Metal occupancy of the ProSAP2/Shank3 SAM domain purified from E. coli

Samples were analysed at the UCLA, Department of Chemistry and Biochemistry Elemental Analysis Facility using an Agilent 7500ce Quadrupole ICP‐MS equipped with an H2/He/Xe Octapole Reaction/Collision Cell. Instrument parameters were as follows: 1550 RF power, 1.05 l/min carrier gas, 0.1 r.p.s. nebulizer pump, 2°C spray chamber temperature, 4 and 5 ml/min of H2 and He, respectively, were used when the analysis required interference removal by the collision cell. To the protein samples, 200 μl of Ultrapure Nitric Acid (Optima, Fisher, CA) was added. The samples were heated to 90°C on a 48‐well digestion block (ModBlock, CPI International, Santa Rosa, CA), with a digital temperature controller and allowed to digest until no particulate or colour change was observed. The temperature was then raised to 110°C and the samples were allowed to evaporate to ∼50 μl. After cooling, the samples were diluted to 6 ml with ultra pure water and the final nitric acid concentration was adjusted to 2%. Calibration solutions were diluted from a 100 p.p.m. multi‐element stock solution (CPI International, Santa Rosa, CA) and scandium at a final concentration of 500 p.p.b. was added to all samples and calibration standards.

Transmission electron microscopy

Cells were fixed at DIV 14 in 0.1 M phosphate buffer pH 7.3, containing 2.5% glutaraldehyde, 1% sucrose and were osmicated for 1 h in 2% OsO4. Then they were dehydrated in graded series of ethanol, contrasted in 2% uranyl acetate and embedded in epoxy resin (Fluka, Germany) at 60°C. Thin sections of 70–80 nm were cut with a diamond knife on a Reichert ultramicrotome and collected on 300 mesh grids. The sections were contrasted with 0.3% lead citrate for 1 min and analysed on a transmission electron microscope EM 10 (Zeiss) at 80 kV. Electron micrographs were taken at random positions at a magnification of × 5000.

Supplementary data

Supplementary data are available at The EMBO Journal Online (http://www.embojournal.org).

Conflict of Interest

The authors declare that they have no conflict of interest.

Supplementary Information

Supplementary Data [emboj2010336-sup-0001.pdf]

Acknowledgements

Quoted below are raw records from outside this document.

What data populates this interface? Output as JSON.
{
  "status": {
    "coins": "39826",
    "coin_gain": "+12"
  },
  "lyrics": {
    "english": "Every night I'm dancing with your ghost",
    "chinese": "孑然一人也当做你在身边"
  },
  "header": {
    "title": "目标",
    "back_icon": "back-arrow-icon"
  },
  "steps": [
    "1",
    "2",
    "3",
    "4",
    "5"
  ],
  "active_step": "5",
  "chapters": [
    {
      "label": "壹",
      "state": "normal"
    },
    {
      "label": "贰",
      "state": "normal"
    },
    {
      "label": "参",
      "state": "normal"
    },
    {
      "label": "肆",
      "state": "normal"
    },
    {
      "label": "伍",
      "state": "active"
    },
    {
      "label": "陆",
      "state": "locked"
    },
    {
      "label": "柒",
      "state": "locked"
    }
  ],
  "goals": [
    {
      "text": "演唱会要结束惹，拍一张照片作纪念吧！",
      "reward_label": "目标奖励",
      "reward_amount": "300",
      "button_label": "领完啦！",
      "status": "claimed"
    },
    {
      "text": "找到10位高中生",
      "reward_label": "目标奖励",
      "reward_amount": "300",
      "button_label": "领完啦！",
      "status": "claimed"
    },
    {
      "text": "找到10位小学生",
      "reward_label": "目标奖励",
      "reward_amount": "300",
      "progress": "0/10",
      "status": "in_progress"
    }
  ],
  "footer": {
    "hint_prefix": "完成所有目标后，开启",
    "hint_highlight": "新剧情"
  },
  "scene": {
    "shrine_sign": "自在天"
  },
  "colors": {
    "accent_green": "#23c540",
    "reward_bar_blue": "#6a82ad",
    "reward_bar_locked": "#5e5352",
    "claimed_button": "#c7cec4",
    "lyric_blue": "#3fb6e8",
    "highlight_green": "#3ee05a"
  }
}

This study was supported by grants from the Deutsche Forschungsgemeinschaft (DFG: SFB497‐B8 to TMB and BO 1718;3‐1 and SFB 779/B8 and /B9 to MRK and EDG; CFN to GUN). AG has been supported by a thesis grant from Ulm University, International Graduate School Molecular Medicine. We gratefully acknowledge the professional technical assistance of U Pika‐Hartlaub.

References

Creative Commons logo

This is an open‐access article distributed under the terms of the Creative Commons Attribution License, which permits distribution, and reproduction in any medium, provided the original author and source are credited. This license does not permit commercial exploitation without specific permission.

View Abstract